### Required work
Copy every line of the records below where the word "text" occurs.

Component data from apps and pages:

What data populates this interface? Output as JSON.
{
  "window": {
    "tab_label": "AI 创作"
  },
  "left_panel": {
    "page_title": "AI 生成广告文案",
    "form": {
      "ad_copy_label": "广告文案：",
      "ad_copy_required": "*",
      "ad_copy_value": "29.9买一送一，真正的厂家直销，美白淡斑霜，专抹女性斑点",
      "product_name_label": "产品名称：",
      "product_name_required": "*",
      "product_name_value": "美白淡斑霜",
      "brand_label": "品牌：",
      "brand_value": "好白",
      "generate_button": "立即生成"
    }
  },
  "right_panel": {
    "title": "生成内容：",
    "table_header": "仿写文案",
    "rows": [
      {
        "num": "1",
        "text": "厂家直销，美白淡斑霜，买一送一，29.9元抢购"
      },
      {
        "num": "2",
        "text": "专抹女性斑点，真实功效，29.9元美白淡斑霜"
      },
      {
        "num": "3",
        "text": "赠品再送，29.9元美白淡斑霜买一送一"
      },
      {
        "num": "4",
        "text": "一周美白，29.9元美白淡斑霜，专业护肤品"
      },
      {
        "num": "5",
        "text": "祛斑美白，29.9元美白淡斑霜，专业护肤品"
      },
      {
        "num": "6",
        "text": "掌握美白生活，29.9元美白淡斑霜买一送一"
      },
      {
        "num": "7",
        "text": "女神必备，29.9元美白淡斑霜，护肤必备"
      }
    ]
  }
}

### Answer box
        "text": "厂家直销，美白淡斑霜，买一送一，29.9元抢购"
        "text": "专抹女性斑点，真实功效，29.9元美白淡斑霜"
        "text": "赠品再送，29.9元美白淡斑霜买一送一"
        "text": "一周美白，29.9元美白淡斑霜，专业护肤品"
        "text": "祛斑美白，29.9元美白淡斑霜，专业护肤品"
        "text": "掌握美白生活，29.9元美白淡斑霜买一送一"
        "text": "女神必备，29.9元美白淡斑霜，护肤必备"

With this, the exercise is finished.